        But do I do it every time today? Not even close. Which is why I try to force myself to slow things down when needing to be critical or deliver feedback. Two breaths, watch the eyes in the room, shoulders, hands, posture and quickly go over the last few sentences looking for words that are defensive or offensive. If I do that there’s a good chance I won’t be decked when I speak up.

        • mike

          Having transitioned from the military to the civilian world via an MBA, I can’t honestly refer to anything I experienced during the latter as adequate preparation for anyone to lead anything.

  • Joseph Jones

    It’s posts like this that make me want to work with the Foundry Group.

    • Thx! Reach out anytime.

    • Joseph, if you get the opportunity, seize it. After working with Foundry for four years I can tell you they actually operate like this. And it makes all the difference.

      • Joseph Jones

        Thanks Charlie.  When the day comes that I seek capital for mpression; I’ll be looking for a mutually beneficial financial opportunity, yet VCs with the values like Brad and Jason are what I’m really seeking…

  • To be strong yet kind is a sign of great maturity – no easy task for any man or woman.

  • GraehamF

    Hi Brad, great post. I would love to develop my skills at “brutal honesty delivered kindly” – it is a skill I see in the best leaders. Do you have any recommended books on the subject?

    • No books come immediately to mind but I’ll ponder this.

      • GraehamF

        Awesome, thanks! 🙂

    • Guest

      I’m guessing Jerry Colona has a lot to say here.
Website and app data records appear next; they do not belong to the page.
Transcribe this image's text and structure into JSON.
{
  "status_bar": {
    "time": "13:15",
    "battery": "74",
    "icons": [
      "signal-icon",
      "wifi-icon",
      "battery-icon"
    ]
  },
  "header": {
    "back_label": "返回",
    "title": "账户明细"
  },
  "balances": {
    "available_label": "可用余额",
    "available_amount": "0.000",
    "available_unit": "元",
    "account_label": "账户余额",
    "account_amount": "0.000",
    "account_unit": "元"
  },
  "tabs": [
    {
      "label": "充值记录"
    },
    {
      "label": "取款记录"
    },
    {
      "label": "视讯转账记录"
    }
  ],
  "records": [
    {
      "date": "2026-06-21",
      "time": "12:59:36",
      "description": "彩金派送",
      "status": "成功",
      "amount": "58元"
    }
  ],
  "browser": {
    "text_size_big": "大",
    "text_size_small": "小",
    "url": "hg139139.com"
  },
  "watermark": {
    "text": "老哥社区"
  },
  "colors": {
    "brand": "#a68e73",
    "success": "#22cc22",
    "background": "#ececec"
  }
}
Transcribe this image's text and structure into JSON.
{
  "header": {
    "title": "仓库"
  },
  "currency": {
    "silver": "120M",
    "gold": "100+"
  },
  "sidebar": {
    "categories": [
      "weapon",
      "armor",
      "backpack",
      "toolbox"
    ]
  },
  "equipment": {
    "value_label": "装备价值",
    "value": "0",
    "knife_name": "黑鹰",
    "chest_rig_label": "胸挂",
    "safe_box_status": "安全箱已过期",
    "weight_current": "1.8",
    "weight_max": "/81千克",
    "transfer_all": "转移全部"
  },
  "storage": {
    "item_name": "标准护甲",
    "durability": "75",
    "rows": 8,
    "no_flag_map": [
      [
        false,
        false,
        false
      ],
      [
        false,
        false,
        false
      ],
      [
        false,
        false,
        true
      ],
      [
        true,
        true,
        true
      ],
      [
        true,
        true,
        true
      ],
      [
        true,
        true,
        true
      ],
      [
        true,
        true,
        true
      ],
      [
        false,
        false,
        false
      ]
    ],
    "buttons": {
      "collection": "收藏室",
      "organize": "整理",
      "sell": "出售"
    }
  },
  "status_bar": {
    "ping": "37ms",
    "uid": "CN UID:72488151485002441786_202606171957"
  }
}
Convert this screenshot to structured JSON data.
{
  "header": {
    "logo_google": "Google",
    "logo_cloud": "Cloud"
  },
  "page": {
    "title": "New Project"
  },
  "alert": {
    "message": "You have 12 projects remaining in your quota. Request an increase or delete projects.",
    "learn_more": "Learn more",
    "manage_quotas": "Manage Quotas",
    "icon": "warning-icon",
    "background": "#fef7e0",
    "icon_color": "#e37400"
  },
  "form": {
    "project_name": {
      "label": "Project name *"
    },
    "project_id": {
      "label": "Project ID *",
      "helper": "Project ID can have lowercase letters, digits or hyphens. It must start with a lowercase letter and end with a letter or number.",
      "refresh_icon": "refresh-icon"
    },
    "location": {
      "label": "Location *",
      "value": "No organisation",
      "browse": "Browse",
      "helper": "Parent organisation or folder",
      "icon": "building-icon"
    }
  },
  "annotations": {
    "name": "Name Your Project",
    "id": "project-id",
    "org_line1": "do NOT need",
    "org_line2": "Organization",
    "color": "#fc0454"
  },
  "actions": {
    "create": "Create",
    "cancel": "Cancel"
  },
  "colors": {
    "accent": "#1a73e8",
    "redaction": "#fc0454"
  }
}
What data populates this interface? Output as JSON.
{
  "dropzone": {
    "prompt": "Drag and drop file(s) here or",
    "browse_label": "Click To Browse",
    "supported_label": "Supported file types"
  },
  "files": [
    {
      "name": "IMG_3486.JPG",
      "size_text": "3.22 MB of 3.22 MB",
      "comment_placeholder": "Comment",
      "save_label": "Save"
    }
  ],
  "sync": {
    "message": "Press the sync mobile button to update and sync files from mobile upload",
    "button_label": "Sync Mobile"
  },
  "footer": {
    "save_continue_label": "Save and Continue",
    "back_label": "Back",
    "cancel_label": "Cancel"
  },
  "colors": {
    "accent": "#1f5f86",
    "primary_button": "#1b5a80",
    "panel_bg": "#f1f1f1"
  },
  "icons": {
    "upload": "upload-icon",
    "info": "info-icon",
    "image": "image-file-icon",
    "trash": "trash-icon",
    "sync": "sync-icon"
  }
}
At least from watching this video

    • Richard Leavitt

      I’m guessing Jerry Colonna has a lot to say here. At least from watching this video

  • Roberto Krishan

    I am a true believer of brutally honesty deliver with kindness. It’s the only way to move forward fast.
    I have more respect when one tells me direct what one thinks than to keep sugar coding or saving face.

    You are lucky to have created a superb corporate culture.
    Unfortunately, not every start-up / corporate world is like
    that. I have experience that brutally honesty, even delivery with kindness, is an attack on someone else’s personal EGO. And then.. you know what happens: the cancer of “work politics” appears.

    One spends more time and mental energy defending their EGO than getting the job done.

    All best,

    Roberto Krishan Srivastava —

  • mtanne

    Excellent principles well articulated. It helps to remember the other party will be having an emotional response to your message. Depending on how strong of a reaction they may hear little or none of our message, however true or accurate. Take Brad’s example of the person being being fired and think what must be going through their mind – self doubt, anger, injustice, fear… At times we may find it difficult to express the truth because of how it may be received. In each of these circumstances it’s great to remember honesty and empathy, and the potential costs of not doing both.

    Another way to frame this is used in some circles as SET-UP: Support, Empathy, Truth accompanied by Understanding, Perseverance.

  • Greg Kramer

    Seems perspective is important for brutally honest feedback delivered kindly, e.g. here each party thinks they are both right and delivering brutal feedback kindly.

    1) Sweetheart, Iove you but god is dead.

    2) Love you too but you are going to burn in hell with that belief